§ YOUR ASSIGNMENT
Scan the entries that follow and give only the number of lines containing "content".

§ DATA PROVIDED
* * * *
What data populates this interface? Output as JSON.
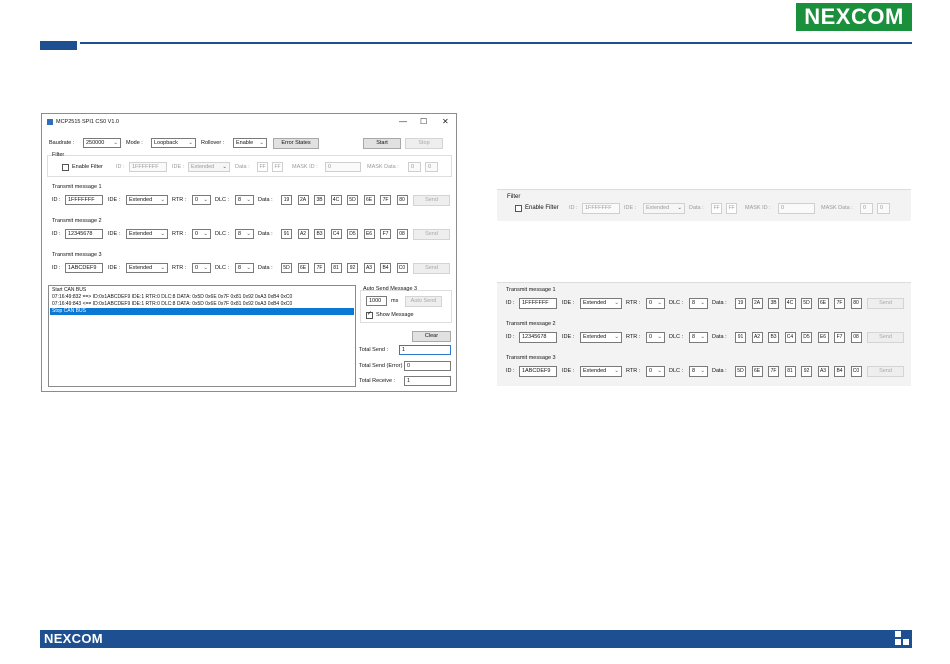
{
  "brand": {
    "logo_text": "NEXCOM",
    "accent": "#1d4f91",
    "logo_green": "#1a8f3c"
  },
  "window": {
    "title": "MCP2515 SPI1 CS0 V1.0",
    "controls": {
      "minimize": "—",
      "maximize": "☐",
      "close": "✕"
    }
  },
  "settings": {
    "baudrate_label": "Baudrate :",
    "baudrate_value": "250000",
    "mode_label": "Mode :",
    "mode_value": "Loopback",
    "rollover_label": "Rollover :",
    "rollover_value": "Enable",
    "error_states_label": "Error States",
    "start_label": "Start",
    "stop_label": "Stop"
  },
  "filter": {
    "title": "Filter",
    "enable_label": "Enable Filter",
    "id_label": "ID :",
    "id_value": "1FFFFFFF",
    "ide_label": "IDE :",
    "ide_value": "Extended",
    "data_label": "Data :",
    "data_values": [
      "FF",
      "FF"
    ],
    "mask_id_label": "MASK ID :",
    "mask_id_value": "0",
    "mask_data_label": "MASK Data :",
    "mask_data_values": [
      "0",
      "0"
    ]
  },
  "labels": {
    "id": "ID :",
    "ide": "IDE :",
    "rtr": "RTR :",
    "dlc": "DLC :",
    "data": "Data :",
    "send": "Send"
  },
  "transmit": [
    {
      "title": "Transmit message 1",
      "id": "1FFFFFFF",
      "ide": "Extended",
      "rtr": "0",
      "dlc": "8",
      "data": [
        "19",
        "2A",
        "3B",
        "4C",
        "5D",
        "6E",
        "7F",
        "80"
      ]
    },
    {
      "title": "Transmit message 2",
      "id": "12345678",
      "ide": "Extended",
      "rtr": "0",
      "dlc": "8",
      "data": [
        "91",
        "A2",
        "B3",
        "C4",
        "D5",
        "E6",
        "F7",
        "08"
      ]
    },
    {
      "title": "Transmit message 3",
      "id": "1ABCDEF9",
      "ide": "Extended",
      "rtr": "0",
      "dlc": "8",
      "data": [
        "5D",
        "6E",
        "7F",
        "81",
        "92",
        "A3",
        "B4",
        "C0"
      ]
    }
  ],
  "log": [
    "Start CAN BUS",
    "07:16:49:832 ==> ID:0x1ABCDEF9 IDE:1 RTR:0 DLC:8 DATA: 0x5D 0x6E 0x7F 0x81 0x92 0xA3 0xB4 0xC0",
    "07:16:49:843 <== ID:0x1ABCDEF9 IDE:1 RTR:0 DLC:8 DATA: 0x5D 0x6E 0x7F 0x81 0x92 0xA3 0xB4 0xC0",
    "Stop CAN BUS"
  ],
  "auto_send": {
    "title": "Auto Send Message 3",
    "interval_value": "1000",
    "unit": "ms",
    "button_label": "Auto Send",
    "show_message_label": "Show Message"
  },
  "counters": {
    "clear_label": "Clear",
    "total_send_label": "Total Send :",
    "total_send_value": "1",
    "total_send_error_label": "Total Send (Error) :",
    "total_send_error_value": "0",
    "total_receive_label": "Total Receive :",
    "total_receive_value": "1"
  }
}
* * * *
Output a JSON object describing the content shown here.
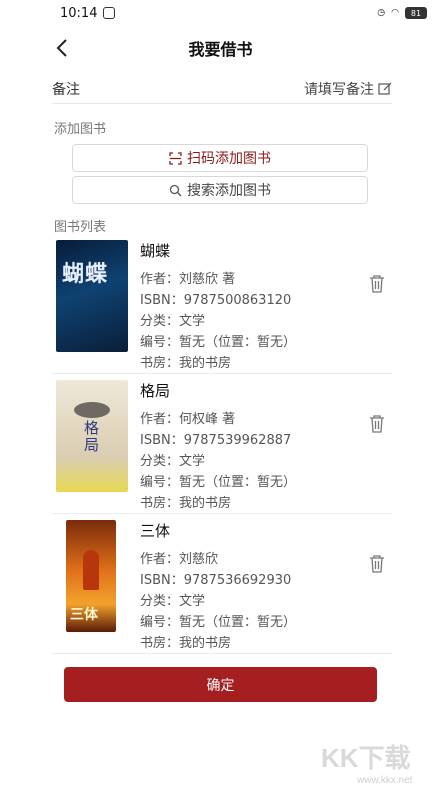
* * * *
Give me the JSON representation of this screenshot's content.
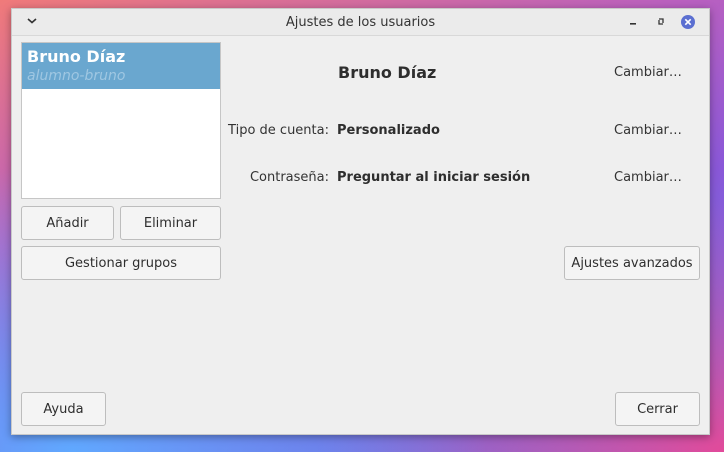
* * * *
§ SOLUTION
2